In January 1917 Germany decided on unrestricted submarine warfare in order to defeat Britain and win World War I. Every since the sinking of the passenger liner RMS Lusitania in 1915 Germany had repeatedly promised the United States it would restrain its u-boats (see Sussex Pledge). It knew the new policy meant war with the United States and, in preparation for that war, it made overtures to Mexico to join Germany, and perhaps also involve Japan. Mexico, in the midst of its civil war, was at sword’s point with the U.S., and Germany had designs on taking over Mexico as its satellite. The U.S. severed diplomatic relations with Germany on February 3, 1917.
On February 24 the British delivered to the U.S. ambassador in London an intercepted German telegram, dated January 19, sent by German Foreign Secretary Arthur Zimmerman to the German minister in Mexico City. British naval intelligence had intercepted and partly decoded the telegraphic message (see Room 40), and a British spy in Mexico City bribed the local post office for another copy. Germany admitted the note was genuine.
The message told the ambassador to tell Mexico that unrestricted submarine warfare would begin on February 1. Assuming that war would soon begin with the U.S., Zimmerman directed the ambassador to arrange a military alliance between Mexico and Germany, and to urge Japan to switch to the German side. Mexico would receive German guidance and financing during the war. Mexico, realizing its hopeless position next to a much more powerful neighbor, ignored the proposal.

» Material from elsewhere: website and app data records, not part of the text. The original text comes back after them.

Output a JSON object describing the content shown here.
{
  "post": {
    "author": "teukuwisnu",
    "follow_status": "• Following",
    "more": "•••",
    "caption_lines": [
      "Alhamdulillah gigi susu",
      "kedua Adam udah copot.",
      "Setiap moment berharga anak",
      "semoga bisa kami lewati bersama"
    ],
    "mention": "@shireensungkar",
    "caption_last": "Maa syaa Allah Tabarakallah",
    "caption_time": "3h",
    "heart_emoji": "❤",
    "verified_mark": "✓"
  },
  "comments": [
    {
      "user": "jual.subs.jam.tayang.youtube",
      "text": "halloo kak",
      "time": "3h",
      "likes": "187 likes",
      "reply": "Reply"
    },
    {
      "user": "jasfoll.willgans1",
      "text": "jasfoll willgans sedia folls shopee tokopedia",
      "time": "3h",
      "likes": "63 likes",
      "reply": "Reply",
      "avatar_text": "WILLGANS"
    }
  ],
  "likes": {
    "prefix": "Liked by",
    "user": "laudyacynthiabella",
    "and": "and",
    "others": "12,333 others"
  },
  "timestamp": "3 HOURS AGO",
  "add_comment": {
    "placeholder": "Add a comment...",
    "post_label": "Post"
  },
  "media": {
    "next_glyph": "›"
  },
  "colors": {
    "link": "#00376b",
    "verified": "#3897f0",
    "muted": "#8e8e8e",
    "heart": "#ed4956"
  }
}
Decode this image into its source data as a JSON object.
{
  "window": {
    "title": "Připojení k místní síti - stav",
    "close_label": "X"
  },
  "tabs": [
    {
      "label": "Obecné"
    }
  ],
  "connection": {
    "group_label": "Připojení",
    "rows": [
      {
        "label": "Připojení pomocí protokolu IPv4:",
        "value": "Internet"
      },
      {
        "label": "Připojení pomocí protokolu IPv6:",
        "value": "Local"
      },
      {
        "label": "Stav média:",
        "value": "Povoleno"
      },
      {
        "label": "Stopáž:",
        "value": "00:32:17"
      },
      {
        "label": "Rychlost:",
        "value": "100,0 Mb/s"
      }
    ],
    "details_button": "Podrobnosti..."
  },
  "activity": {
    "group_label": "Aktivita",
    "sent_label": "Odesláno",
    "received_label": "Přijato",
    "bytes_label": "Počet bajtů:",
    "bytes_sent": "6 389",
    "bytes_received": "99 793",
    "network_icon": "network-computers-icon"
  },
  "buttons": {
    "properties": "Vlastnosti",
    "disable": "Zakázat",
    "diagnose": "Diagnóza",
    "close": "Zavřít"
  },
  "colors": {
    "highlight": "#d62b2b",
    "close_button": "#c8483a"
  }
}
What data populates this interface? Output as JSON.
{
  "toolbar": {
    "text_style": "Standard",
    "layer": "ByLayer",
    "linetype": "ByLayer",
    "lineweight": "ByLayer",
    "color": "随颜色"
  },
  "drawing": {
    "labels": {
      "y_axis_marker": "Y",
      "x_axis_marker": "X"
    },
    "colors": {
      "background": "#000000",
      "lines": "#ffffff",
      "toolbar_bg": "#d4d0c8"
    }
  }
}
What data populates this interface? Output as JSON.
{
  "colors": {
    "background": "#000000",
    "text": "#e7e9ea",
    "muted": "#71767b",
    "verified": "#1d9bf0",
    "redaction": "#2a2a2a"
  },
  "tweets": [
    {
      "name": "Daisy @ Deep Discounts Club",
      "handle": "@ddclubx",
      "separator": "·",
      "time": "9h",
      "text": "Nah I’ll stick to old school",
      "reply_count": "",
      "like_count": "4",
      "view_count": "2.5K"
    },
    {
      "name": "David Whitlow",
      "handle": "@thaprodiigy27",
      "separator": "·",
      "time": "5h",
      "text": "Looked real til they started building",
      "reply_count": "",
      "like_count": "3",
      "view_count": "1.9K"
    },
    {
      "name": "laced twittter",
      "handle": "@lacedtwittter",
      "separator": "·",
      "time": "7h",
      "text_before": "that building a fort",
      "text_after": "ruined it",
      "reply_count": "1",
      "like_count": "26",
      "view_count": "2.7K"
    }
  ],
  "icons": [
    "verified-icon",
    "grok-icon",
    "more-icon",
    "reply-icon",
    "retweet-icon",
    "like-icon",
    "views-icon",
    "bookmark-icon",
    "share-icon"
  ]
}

President Woodrow Wilson released the note to the press on March 1, 1917, causing a firestorm of protest and demands for a declaration of war against Germany.
- Arthur S. Link, Wilson: Campaigns for Progressivism and Peace, 1916-1917. (Princeton University Press, 1965), 5:346.